At the same time, BTC has also taken a hit. Just ahead of Coinbase’s direct listing, BTC reached an all-time high of $63,700. Now it’s below $50,000.
Tether has been trying to lift up the price of BTC with larger and larger issuances of tethers—prints of 2 billion at a time, bigger than anything we’ve seen before—but nothing seems to be working.
At some point, it won’t matter how much USDT Tether prints. It won’t be enough to make up for all the real money that is exiting the bitcoin ecosystem on a daily basis. (The real money that investors put into the system, goes to pay the bitcoin miners who are selling 900 newly minted BTC per day for cash.)
Bitcoiners are ecstatic over Coinbase’s listing of USDT. They say the move legitimizes Tether.
This is absolute madness. How do you legitimize a company that has been full of shenanigans since day one?
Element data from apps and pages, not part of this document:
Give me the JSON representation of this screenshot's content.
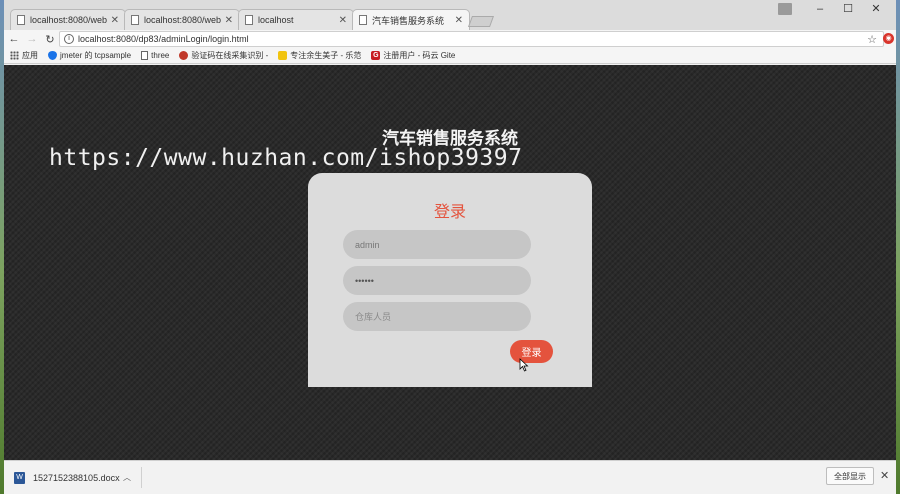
{
  "tabs": [
    {
      "title": "localhost:8080/webtoo",
      "active": false
    },
    {
      "title": "localhost:8080/webtoo",
      "active": false
    },
    {
      "title": "localhost",
      "active": false
    },
    {
      "title": "汽车销售服务系统",
      "active": true
    }
  ],
  "toolbar": {
    "url": "localhost:8080/dp83/adminLogin/login.html"
  },
  "bookmarks": [
    {
      "label": "应用",
      "icon": "apps-icon"
    },
    {
      "label": "jmeter 的 tcpsample",
      "icon": "shield-icon",
      "color": "#1a73e8"
    },
    {
      "label": "three",
      "icon": "file-icon"
    },
    {
      "label": "验证码在线采集识别 -",
      "icon": "bookmark-icon",
      "color": "#c0392b"
    },
    {
      "label": "专注余生美子 - 乐范",
      "icon": "bookmark-icon",
      "color": "#f1c40f"
    },
    {
      "label": "注册用户 - 码云 Gite",
      "icon": "gitee-icon",
      "color": "#c71d23"
    }
  ],
  "page": {
    "system_title": "汽车销售服务系统",
    "watermark": "https://www.huzhan.com/ishop39397",
    "login": {
      "heading": "登录",
      "username_value": "admin",
      "password_value": "••••••",
      "role_placeholder": "仓库人员",
      "button_label": "登录"
    }
  },
  "download_bar": {
    "file_name": "1527152388105.docx",
    "show_all_label": "全部显示"
  },
  "colors": {
    "accent": "#e4533d",
    "page_background": "#2b2b2b",
    "card_background": "#dcdcdc"
  }
}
The reverse is true: Tether is delegitimizing Coinbase.
Here is the irony: Coinbase—an exchange that has a BitLicense (issued by the New York Department of Financial Services) to operate in the state of New York—is listing a token sanctioned by the New York attorney general.
The NYAG began investigating Tether for fraud in late 2018, claiming that Tether and its sister company Bitfinex, a crypto exchange, lied to customers in saying that tethers were fully backed, when in fact, they were not.
“Bitfinex and Tether recklessly and unlawfully covered-up massive financial losses to keep their scheme going and protect their bottom lines,” the NYAG said.
The companies settled with the NYAG in February. Under the terms of the settlement, starting in May, Tether has to publish the categories of assets backing tethers. It also has to specify the percentages of each category, and spell out whether a category constitutes a loan or receivable.
This is a level of transparency that Tether has never lived up to before, and it could spell disaster for the BVI-registered company, if it’s revealed that Tether is simply printing money out of thin air.
If the Department of Justice decides to shut down Tether like it did Liberty Reserve in May 2013—which is what several nocoiner luminaries predicted will happen this year—what does that say about Coinbase listing this coin?
Three other U.S. crypto exchanges—Kraken, Binance.US, and Bittrex*—also list tether, but Coinbase’s public listing means the SEC is watching a lot more closely. Coinbase CEO Brian Armstrong is well aware of this.
“We’re going to increasingly be having scrutiny about what we’re doing,” he told CNBC.
Based on that reasoning alone, Coinbase’s listing of tether seems shortsighted at best, but maybe that’s the plan? If COIN crashes, Armstrong—along with Coinbase backers like Andreessen Horowitz, Union Square, and Ribbit Capital—will have made their riches, while retailers will be stuck holding the bag.
(*Updated to include Bittrex as another US exchange that lists USDT.)
If you enjoy my writing, please support my work by becoming a patron for as little as $5 per month.